County’s history Dec 4nd

Take a look back at Franklin County’s history through news and photos that appeared in local newspapers 25, 50, and 100 years ago on Dec 6th.

25 Years Ago

December 6, 1996 –   Friday

“Hanukkah celebration”

County's history Dec 6
Michael Brall of Chambersburg, right, spins a dreidel while his brother Billy watches Thursday during the first night of Hanukkah.  

Chambersburg – The game of chance is played with a four-sided top with a Hebrew letter on each side.  Each letter stands for one word of the phrase “(A) great miracle happened there.”

In the game, each player starts with 10 pennies, chocolate pieces, nuts or raisins.  Each player puts one penny in the pot. One player spins the dreidel.

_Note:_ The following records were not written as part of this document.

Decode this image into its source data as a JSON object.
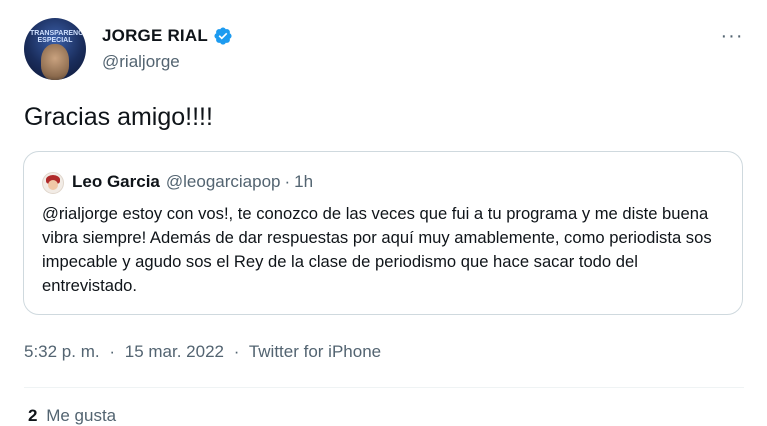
{
  "author": {
    "display_name": "JORGE RIAL",
    "handle": "@rialjorge",
    "avatar_banner": "TRANSPARENCIA ESPECIAL",
    "verified_icon": "verified-badge-icon"
  },
  "more_button": "···",
  "tweet": {
    "text": "Gracias amigo!!!!"
  },
  "quoted": {
    "name": "Leo Garcia",
    "handle": "@leogarciapop",
    "separator": "·",
    "time": "1h",
    "body": "@rialjorge estoy con vos!, te conozco de las veces que fui a tu programa y me diste buena vibra siempre! Además de dar respuestas por aquí muy amablemente, como periodista sos impecable y agudo sos el Rey de la clase de periodismo que hace sacar todo del entrevistado."
  },
  "meta": {
    "time": "5:32 p. m.",
    "sep": "·",
    "date": "15 mar. 2022",
    "source": "Twitter for iPhone"
  },
  "stats": {
    "likes_count": "2",
    "likes_label": "Me gusta"
  },
  "colors": {
    "accent": "#1d9bf0",
    "text": "#0f1419",
    "muted": "#536471",
    "border": "#cfd9de"
  }
}
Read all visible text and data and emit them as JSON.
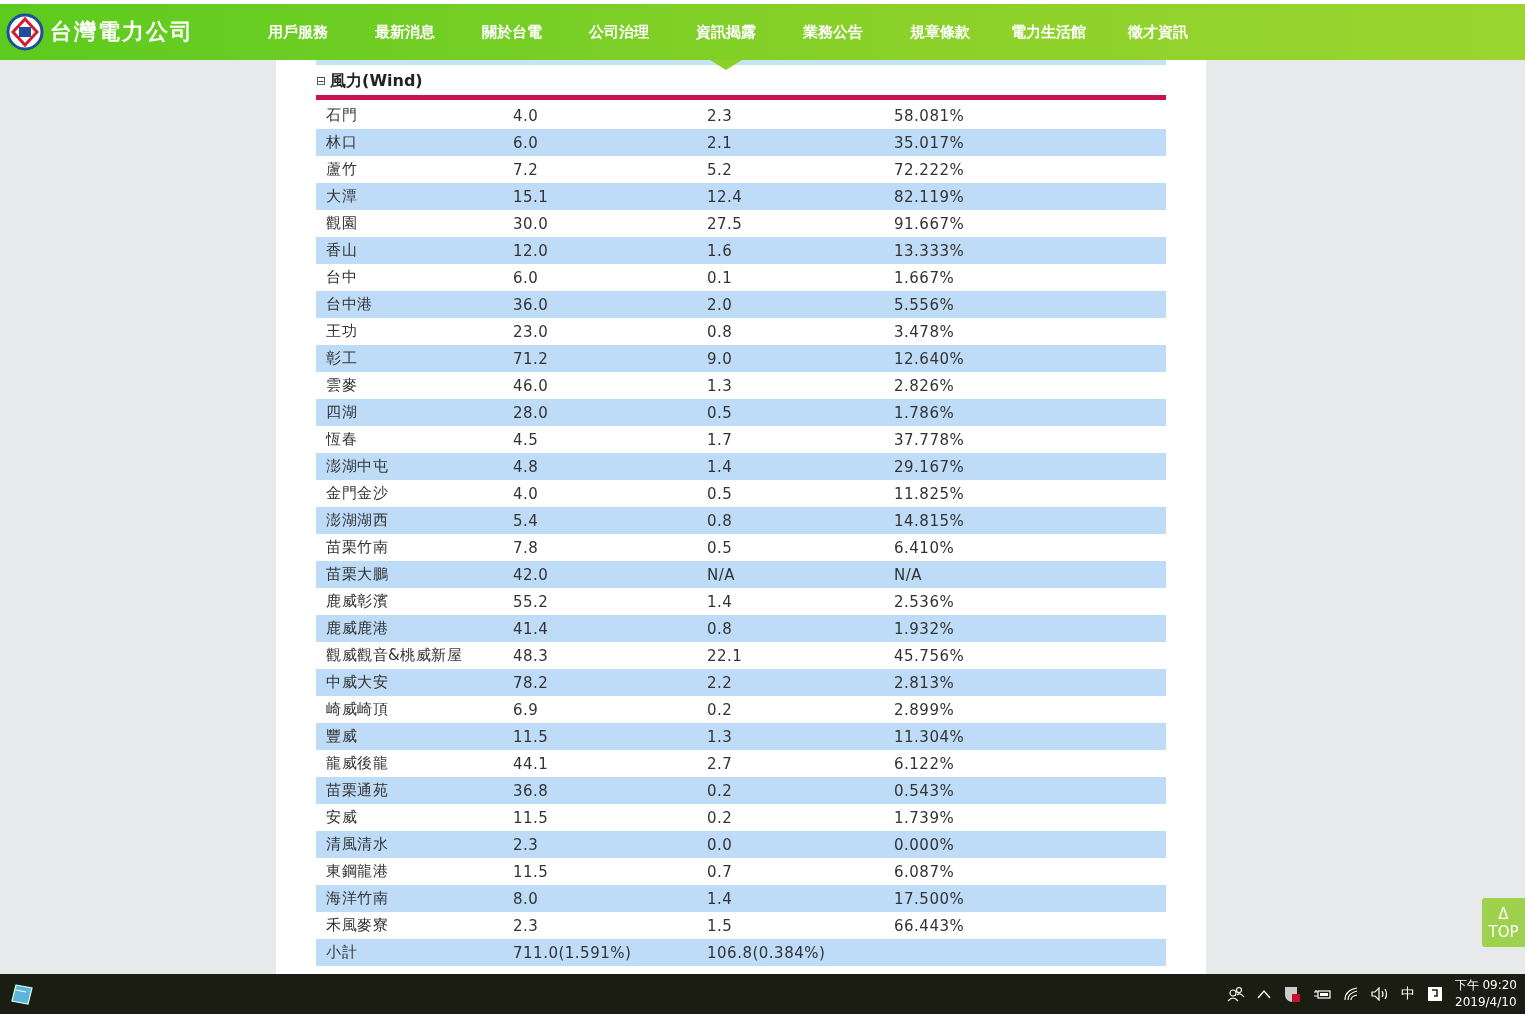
{
  "header": {
    "logo_text": "台灣電力公司",
    "nav": [
      {
        "label": "用戶服務",
        "selected": false
      },
      {
        "label": "最新消息",
        "selected": false
      },
      {
        "label": "關於台電",
        "selected": false
      },
      {
        "label": "公司治理",
        "selected": false
      },
      {
        "label": "資訊揭露",
        "selected": true
      },
      {
        "label": "業務公告",
        "selected": false
      },
      {
        "label": "規章條款",
        "selected": false
      },
      {
        "label": "電力生活館",
        "selected": false
      },
      {
        "label": "徵才資訊",
        "selected": false
      }
    ]
  },
  "section": {
    "toggle": "⊟",
    "title": "風力(Wind)",
    "rows": [
      [
        "石門",
        "4.0",
        "2.3",
        "58.081%"
      ],
      [
        "林口",
        "6.0",
        "2.1",
        "35.017%"
      ],
      [
        "蘆竹",
        "7.2",
        "5.2",
        "72.222%"
      ],
      [
        "大潭",
        "15.1",
        "12.4",
        "82.119%"
      ],
      [
        "觀園",
        "30.0",
        "27.5",
        "91.667%"
      ],
      [
        "香山",
        "12.0",
        "1.6",
        "13.333%"
      ],
      [
        "台中",
        "6.0",
        "0.1",
        "1.667%"
      ],
      [
        "台中港",
        "36.0",
        "2.0",
        "5.556%"
      ],
      [
        "王功",
        "23.0",
        "0.8",
        "3.478%"
      ],
      [
        "彰工",
        "71.2",
        "9.0",
        "12.640%"
      ],
      [
        "雲麥",
        "46.0",
        "1.3",
        "2.826%"
      ],
      [
        "四湖",
        "28.0",
        "0.5",
        "1.786%"
      ],
      [
        "恆春",
        "4.5",
        "1.7",
        "37.778%"
      ],
      [
        "澎湖中屯",
        "4.8",
        "1.4",
        "29.167%"
      ],
      [
        "金門金沙",
        "4.0",
        "0.5",
        "11.825%"
      ],
      [
        "澎湖湖西",
        "5.4",
        "0.8",
        "14.815%"
      ],
      [
        "苗栗竹南",
        "7.8",
        "0.5",
        "6.410%"
      ],
      [
        "苗栗大鵬",
        "42.0",
        "N/A",
        "N/A"
      ],
      [
        "鹿威彰濱",
        "55.2",
        "1.4",
        "2.536%"
      ],
      [
        "鹿威鹿港",
        "41.4",
        "0.8",
        "1.932%"
      ],
      [
        "觀威觀音&桃威新屋",
        "48.3",
        "22.1",
        "45.756%"
      ],
      [
        "中威大安",
        "78.2",
        "2.2",
        "2.813%"
      ],
      [
        "崎威崎頂",
        "6.9",
        "0.2",
        "2.899%"
      ],
      [
        "豐威",
        "11.5",
        "1.3",
        "11.304%"
      ],
      [
        "龍威後龍",
        "44.1",
        "2.7",
        "6.122%"
      ],
      [
        "苗栗通苑",
        "36.8",
        "0.2",
        "0.543%"
      ],
      [
        "安威",
        "11.5",
        "0.2",
        "1.739%"
      ],
      [
        "清風清水",
        "2.3",
        "0.0",
        "0.000%"
      ],
      [
        "東鋼龍港",
        "11.5",
        "0.7",
        "6.087%"
      ],
      [
        "海洋竹南",
        "8.0",
        "1.4",
        "17.500%"
      ],
      [
        "禾風麥寮",
        "2.3",
        "1.5",
        "66.443%"
      ]
    ],
    "subtotal": [
      "小計",
      "711.0(1.591%)",
      "106.8(0.384%)"
    ]
  },
  "top_button": {
    "arrow": "Δ",
    "label": "TOP"
  },
  "taskbar": {
    "ime": "中",
    "time": "下午 09:20",
    "date": "2019/4/10"
  }
}
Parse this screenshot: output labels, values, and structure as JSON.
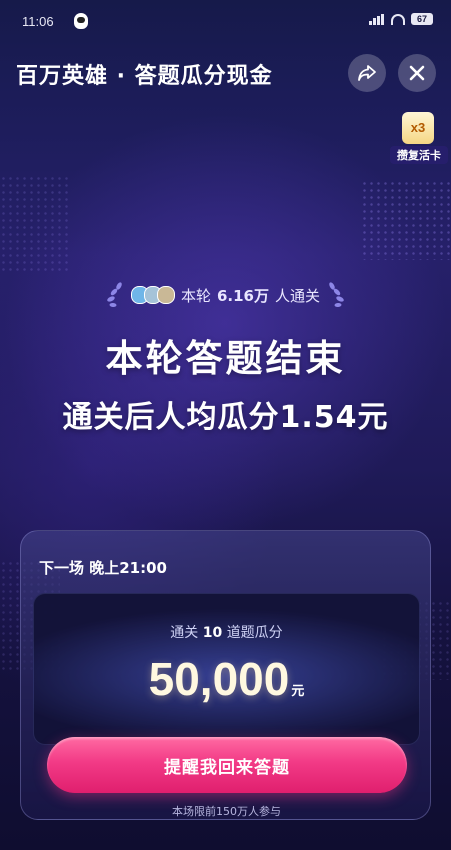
{
  "status_bar": {
    "time": "11:06",
    "battery": "67"
  },
  "header": {
    "title": "百万英雄 · 答题瓜分现金",
    "share_icon": "share-icon",
    "close_icon": "close-icon"
  },
  "card_badge": {
    "count": "x3",
    "label": "攒复活卡"
  },
  "result": {
    "passed_prefix": "本轮",
    "passed_count": "6.16万",
    "passed_suffix": "人通关",
    "headline": "本轮答题结束",
    "per_person": "通关后人均瓜分1.54元"
  },
  "next_game": {
    "label": "下一场 晚上21:00",
    "prize_prefix": "通关",
    "prize_questions": "10",
    "prize_suffix": "道题瓜分",
    "prize_value": "50,000",
    "prize_unit": "元",
    "remind_button": "提醒我回来答题",
    "limit_note": "本场限前150万人参与"
  },
  "colors": {
    "background_top": "#161a4a",
    "background_mid": "#26206a",
    "button_pink": "#f23a86"
  }
}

If it lands on nun (miracle), the player does nothing.  If it lands on gimmel (great), he takes the pot. If it lands on heh (happened), the player takes half the pot.  If it lands on shin (there), he adds two pennies to the pot.  

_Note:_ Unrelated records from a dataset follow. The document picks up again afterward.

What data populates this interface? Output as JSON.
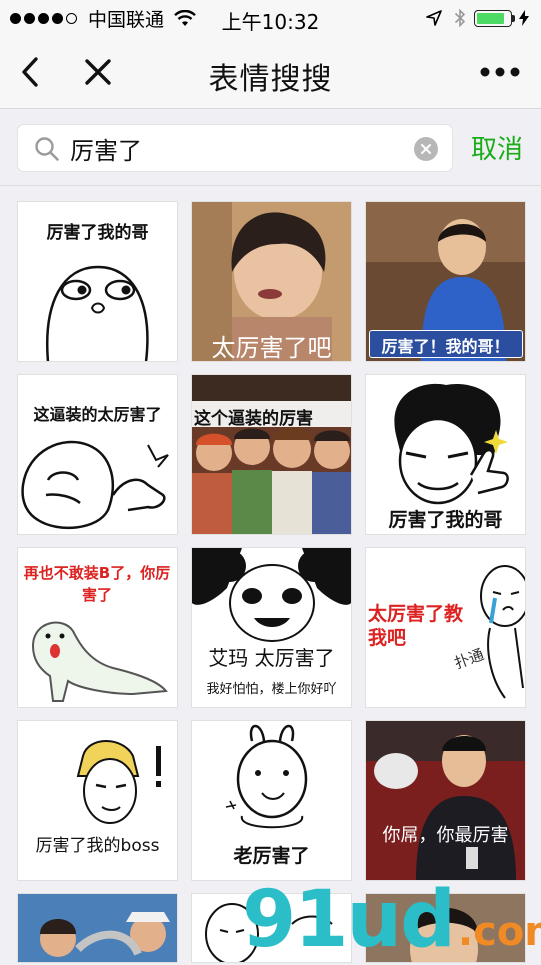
{
  "status_bar": {
    "carrier": "中国联通",
    "time": "上午10:32",
    "battery_level": 0.85
  },
  "nav": {
    "title": "表情搜搜",
    "icons": [
      "back-icon",
      "close-icon",
      "more-icon"
    ]
  },
  "search": {
    "query": "厉害了",
    "cancel_label": "取消"
  },
  "results": [
    {
      "caption": "厉害了我的哥"
    },
    {
      "caption": "太厉害了吧"
    },
    {
      "caption": "厉害了！我的哥！"
    },
    {
      "caption": "这逼装的太厉害了"
    },
    {
      "caption": "这个逼装的厉害"
    },
    {
      "caption": "厉害了我的哥"
    },
    {
      "caption": "再也不敢装B了，你厉害了"
    },
    {
      "caption": "艾玛 太厉害了",
      "subcaption": "我好怕怕，楼上你好吖"
    },
    {
      "caption": "太厉害了教我吧",
      "side_text": "扑通"
    },
    {
      "caption": "厉害了我的boss"
    },
    {
      "caption": "老厉害了"
    },
    {
      "caption": "你屌，你最厉害"
    }
  ],
  "watermark": {
    "main": "91ud",
    "suffix": ".com"
  },
  "colors": {
    "accent": "#1aad19",
    "background": "#efeff4"
  }
}
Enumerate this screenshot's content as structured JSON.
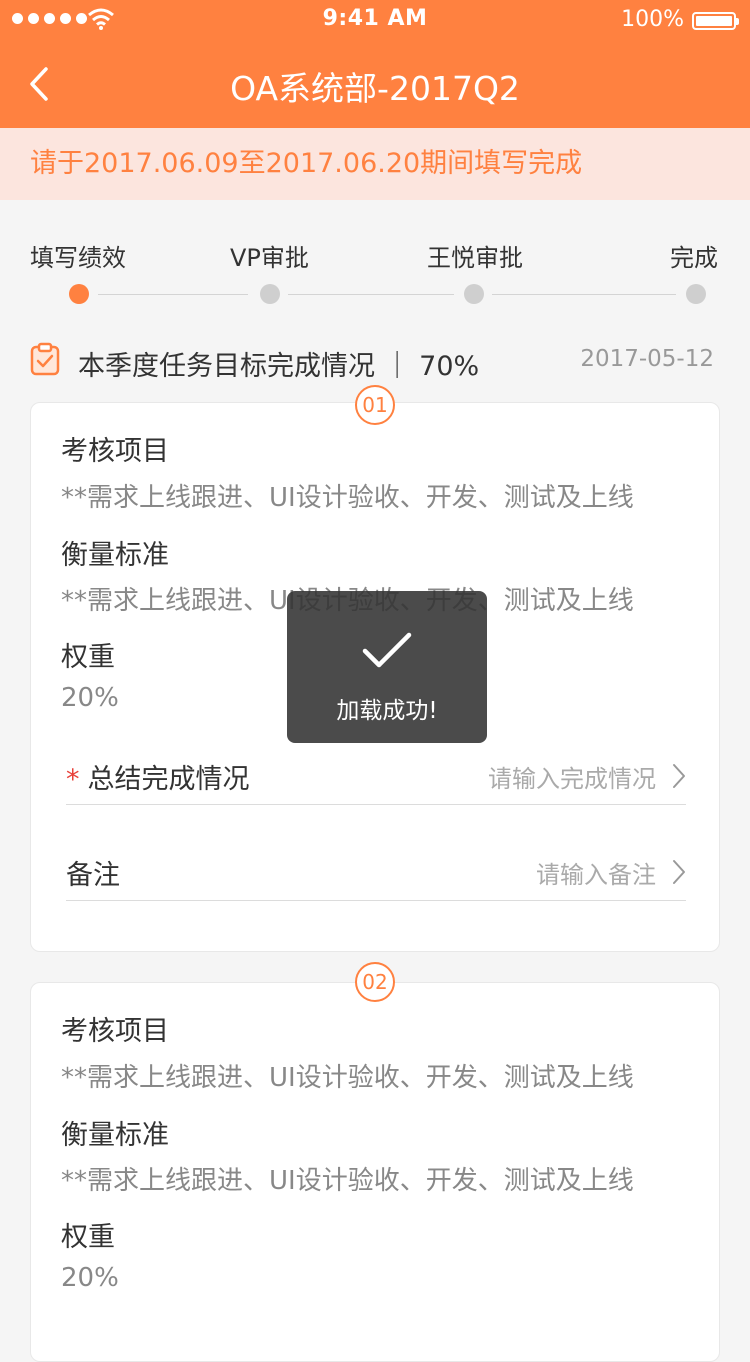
{
  "status_bar": {
    "time": "9:41 AM",
    "battery": "100%"
  },
  "nav": {
    "title": "OA系统部-2017Q2",
    "back_icon": "chevron-left-icon"
  },
  "banner": {
    "text": "请于2017.06.09至2017.06.20期间填写完成"
  },
  "steps": [
    {
      "label": "填写绩效",
      "active": true
    },
    {
      "label": "VP审批",
      "active": false
    },
    {
      "label": "王悦审批",
      "active": false
    },
    {
      "label": "完成",
      "active": false
    }
  ],
  "section": {
    "title": "本季度任务目标完成情况 ｜ 70%",
    "date": "2017-05-12",
    "icon": "clipboard-check-icon"
  },
  "cards": [
    {
      "index": "01",
      "item_label": "考核项目",
      "item_value": "**需求上线跟进、UI设计验收、开发、测试及上线",
      "standard_label": "衡量标准",
      "standard_value": "**需求上线跟进、UI设计验收、开发、测试及上线",
      "weight_label": "权重",
      "weight_value": "20%",
      "summary_required": "*",
      "summary_label": "总结完成情况",
      "summary_placeholder": "请输入完成情况",
      "remark_label": "备注",
      "remark_placeholder": "请输入备注"
    },
    {
      "index": "02",
      "item_label": "考核项目",
      "item_value": "**需求上线跟进、UI设计验收、开发、测试及上线",
      "standard_label": "衡量标准",
      "standard_value": "**需求上线跟进、UI设计验收、开发、测试及上线",
      "weight_label": "权重",
      "weight_value": "20%"
    }
  ],
  "toast": {
    "text": "加载成功!",
    "icon": "checkmark-icon"
  },
  "colors": {
    "accent": "#ff8140",
    "banner_bg": "#fce5de",
    "required": "#e8413a"
  }
}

The game is over when one player has won everything.

The dreidel is one of the most popular games played during the Jewish Festival of Lights, an eight-day celebration of the Maccabees’ victory over the Hellenistic Syrians — the triumph of Jewish over Greek values.

Editor’s note: Susan and Aron Brall and their two sons lived in Chambersburg 25 years ago and were members of Chambersburg’s Congregation Sons of Israel.

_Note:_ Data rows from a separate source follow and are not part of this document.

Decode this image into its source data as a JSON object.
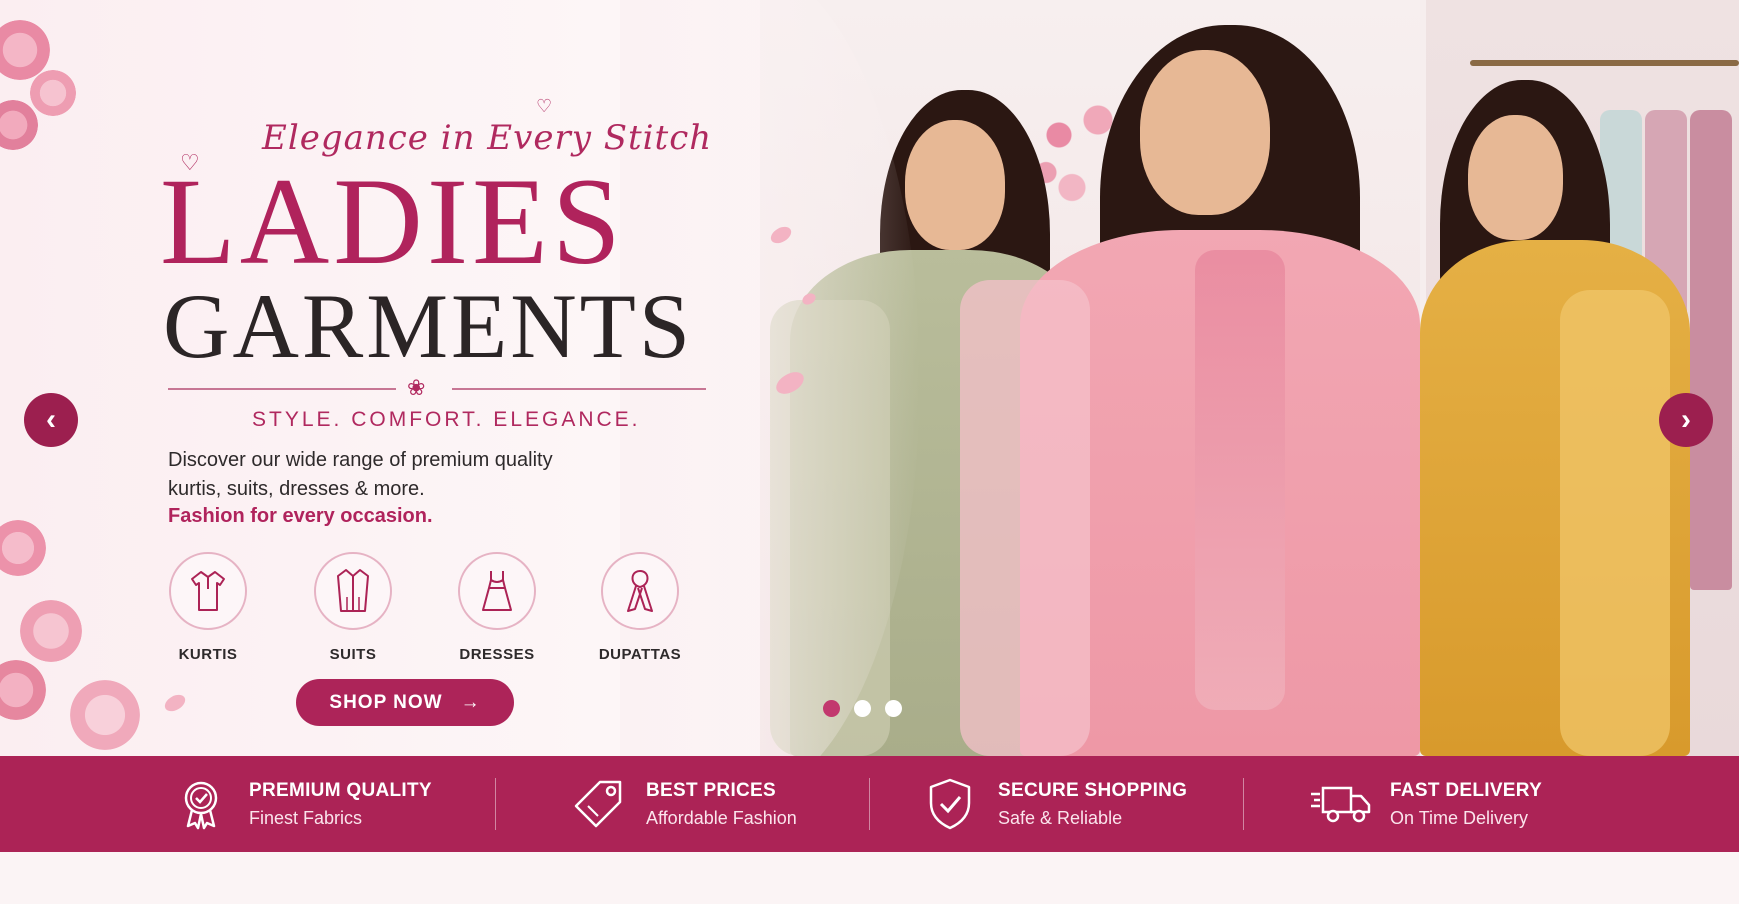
{
  "banner": {
    "tagline": "Elegance in Every Stitch",
    "title_line1": "LADIES",
    "title_line2": "GARMENTS",
    "slogan": "STYLE. COMFORT. ELEGANCE.",
    "description": "Discover our wide range of premium quality kurtis, suits, dresses & more.",
    "description_emphasis": "Fashion for every occasion.",
    "categories": [
      {
        "label": "KURTIS",
        "icon": "kurti-icon"
      },
      {
        "label": "SUITS",
        "icon": "suit-icon"
      },
      {
        "label": "DRESSES",
        "icon": "dress-icon"
      },
      {
        "label": "DUPATTAS",
        "icon": "dupatta-icon"
      }
    ],
    "cta_label": "SHOP NOW",
    "slider": {
      "total": 3,
      "active_index": 0
    }
  },
  "features": [
    {
      "title": "PREMIUM QUALITY",
      "subtitle": "Finest Fabrics",
      "icon": "award-badge-icon"
    },
    {
      "title": "BEST PRICES",
      "subtitle": "Affordable Fashion",
      "icon": "price-tag-icon"
    },
    {
      "title": "SECURE SHOPPING",
      "subtitle": "Safe & Reliable",
      "icon": "shield-check-icon"
    },
    {
      "title": "FAST DELIVERY",
      "subtitle": "On Time Delivery",
      "icon": "delivery-truck-icon"
    }
  ],
  "colors": {
    "brand": "#ac2356",
    "accent_dark": "#2b2526",
    "background": "#fbf4f5"
  }
}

50 Years Ago

December 6, 1971 – Monday

“1,000 Greet Santa Claus Sunday at Scotland School”

Scotland – “Jolly Old St Nicholas” arrived by parachute at Scotland School for Veterans Children Sunday afternoon amid nearly 1,000 adults and children viewing his swaying descent.

The event, sponsored by the Department of Pennsylvania American Legion and American Legion Auxiliary, marked the beginning of an afternoon of gift-giving, dancing and entertainment.

Following Santa’s arrival, the Scotland School fire engine transported, him to the Assembly Hall, where he later presented the students with gifts.

“The Amazing Miller,” a magician from Parkersburg, W Va., presented, daring and mystical acts to the delight of the children.  William G. Kays, state Legion commander, presented $5 to each student on behalf of his organization.  Mrs. Robert Chain, state Legion auxiliary president, gave an additional $5 to each student in the upper classes.  Santa presented each child with a pen, the younger ones later being given a Christmas stocking, filled with candy and toys.

Following, the program, the junior and senior high students attended a dance in the gym, and the lower grade children were entertained in the Recreation Hall with cookies and refreshments.  Legion and auxiliary members took color photographs of the small children talking to Santa, and the youth were given the prints.  Each student in the lower grades was given a gift of a pair of woolen mittens.

Nearly 500 Legionnaires of Pennsylvania attended the festivities for the 463 children who attend Scotland School for Veterans Children.  In past years, the annual event has been held on weekdays, which permitted only a few to attend.  

Sunday’s events afforded many members of the auxiliary units an opportunity to visit with their “adopted” sons and daughters at Scotland School.  The Pennsylvania American Legion Auxiliary conducts an adoption program there, whereby many units adopt one or more students, and provide them with gifts on their birthdays, at Christmas, and with spending money for summer vacations.  The children affectionately refer to the auxiliary members as their “Legion Ladies.”

100 Years ago

December 6, 1921 Tuesday

Repository Thinks a Memorial is Badly Needed Now

“Local newspaper endorses move to get monument”

Chambersburg – Commendation of the project secure a Doughboy monument for Franklin County is given the effort now being made by Public Opinion by the Franklin Repository, which last evening had the following:

“Repository wants to heartily endorse the effort Public Opinion has started to secure funds with which to erect a more suitable memorial to our boys who served in the late war.  It Is a most commendable undertaking and Repository will be glad to assist the movement every way it can.

“Nothing is too good for the boys who represented us in that great conflict and our people should respond most liberally.  There should be no trouble securing the necessary funds for such a memorial.  We owe it to the boys.  Let us all get busy and give the project a real good push.  It can be put over if we but hake the effort.”

Public Opinion wants to thank publicly its contemporary for its kind words and its offer of assistance.